The regime carried out all six of its previous nuclear tests between 2006 and 2017 in underground tunnels beneath a mountain at Punggye-ri. North Korean officials invited a small clutch of foreign journalists to watch as explosives were used to destroy the entrances to Punggye-ri’s tunnels in a show of goodwill ahead of the first Trump-Kim summit in Singapore in 2018.

Mr. Kim signaled at the time that he would halt ICBM and nuclear tests while participating in diplomatic talks. After the Singapore summit and a subsequent Trump-Kim meeting in Hanoi failed to result in a major sanctions relief or a denuclearization deal, the Kim regime began ramping up testing of short-range missiles in 2019.

By the end of 2019, North Korean state media had reported that Mr. Kim no longer felt bound by the self-imposed moratorium on nuclear and ICBM tests.

Getting ready

More recent events indicate Pyongyang has “clearly broken the ICBM portion of the moratorium and satellite imagery now shows they are doing excavation work on Punggye-ri,” said former CIA Korea Deputy Division Chief Bruce Klingner.

“They’re working on the test site in such a way that indicates that they’re preparing to carry out a nuclear test,” said Mr. Klingner, a senior fellow with the Heritage Foundation, told The Times.

While it’s unclear when a major test will occur, Mr. Klingner predicted it could happen as soon as the April 25 anniversary of the founding of the Korean People’s Army, the North Korean military. He noted there are signs Pyongyang is preparing to hold a military parade for the anniversary.

“They may also do another ICBM test on the 25th and or a nuclear test,” Mr. Klingner said. “Whether it’s April 25th or not remains to be seen, and it could be a small or large nuclear test.”

North Korea continues to conduct a flurry of missile tests, including one last Sunday of a projectile North Korean state media claimed was a new type of tactical guided weapon designed to boost Pyongyang’s nuclear targeting capabilities.

Earlier launches late last month triggered debate among U.S. and South Korean officials over precisely what missiles the North Koreans had tested, although most analysts agree one of the tests — on March 24 — marked the Kim regime’s most powerful ICBM test to date.

The regime claimed via state media to have tested an Hwasong-17, a massive missile first revealed at a 2020 military parade. However, U.S. and South Korean analysts have since said the March 24 test was likely an upgraded version of the less powerful Hwasong-15, which North Korea had first tested in 2017.

The Biden administration has responded with caution.
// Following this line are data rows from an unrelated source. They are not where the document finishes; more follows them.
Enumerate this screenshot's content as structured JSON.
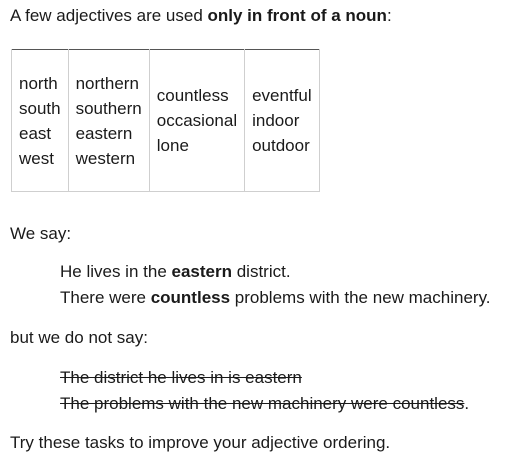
{
  "intro": {
    "prefix": "A few adjectives are used ",
    "emphasis": "only in front of a noun",
    "suffix": ":"
  },
  "adjective_table": {
    "columns": [
      [
        "north",
        "south",
        "east",
        "west"
      ],
      [
        "northern",
        "southern",
        "eastern",
        "western"
      ],
      [
        "countless",
        "occasional",
        "lone"
      ],
      [
        "eventful",
        "indoor",
        "outdoor"
      ]
    ]
  },
  "we_say": "We say:",
  "examples": [
    {
      "before": "He lives in the ",
      "bold": "eastern",
      "after": " district."
    },
    {
      "before": "There were ",
      "bold": "countless",
      "after": " problems with the new machinery."
    }
  ],
  "but_not": "but we do not say:",
  "wrong_examples": [
    {
      "struck": "The district he lives in is eastern",
      "after": ""
    },
    {
      "struck": "The problems with the new machinery were countless",
      "after": "."
    }
  ],
  "closing": "Try these tasks to improve your adjective ordering."
}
The White House dispatched North Korea special envoy Sung Kim this week to meet with his South Korean counterpart and show a unified front in condemning the North’s provocations.
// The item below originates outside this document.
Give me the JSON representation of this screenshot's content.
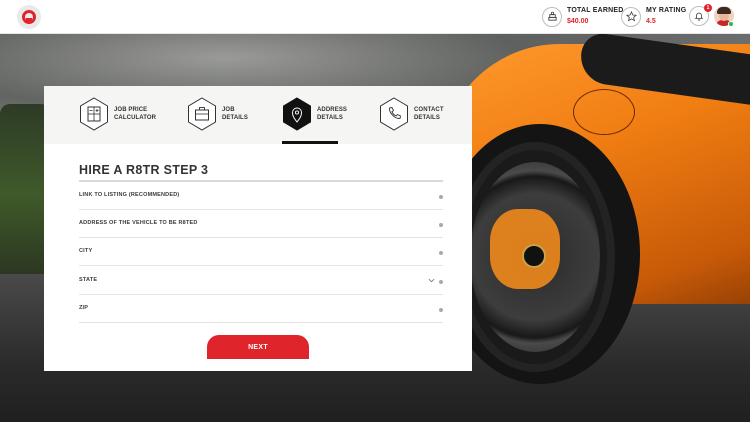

Appearing in Seoul on Monday, Mr. Kim said the U.S. and South Korea are aligned on the need for a strong response to the missile tests, but remain open to dialogue with the Kim regime.

“We agreed on the need for a strong response to the destabilizing behavior we have seen,” Mr. Kim told reporters. “We also agreed on the need to maintain the strongest possible joint deterrent capability on the peninsula.”

Mr. Klingner, meanwhile, said the Biden administration should take action now by enforcing sanctions that Washington has already authorized to be imposed on North Korea, including against hundreds of North Korean entities, as well as on several Chinese banks that U.S. officials say have helped Pyongyang evade sanctions.

Previous administrations, including the Trump administration, have all stopped short of fully enforcing the sanctions, Mr. Klingner said, adding that full enforcement would “make it more difficult for North Korea to make progress on its missile and nuclear programs, and could work to inspire them back into diplomacy.”

But given the closed nature of the North Korean regime and the central role its weapons programs play in national security policy, “there really is no way to deter them from doing another test.”

“They clearly have shown for decades that they’re determined to have nuclear and missile programs,” Mr. Klingner said, adding that “there’s much more pessimism across the community of Korea watchers right now that we can do things to prevent North Korea’s further development of these programs.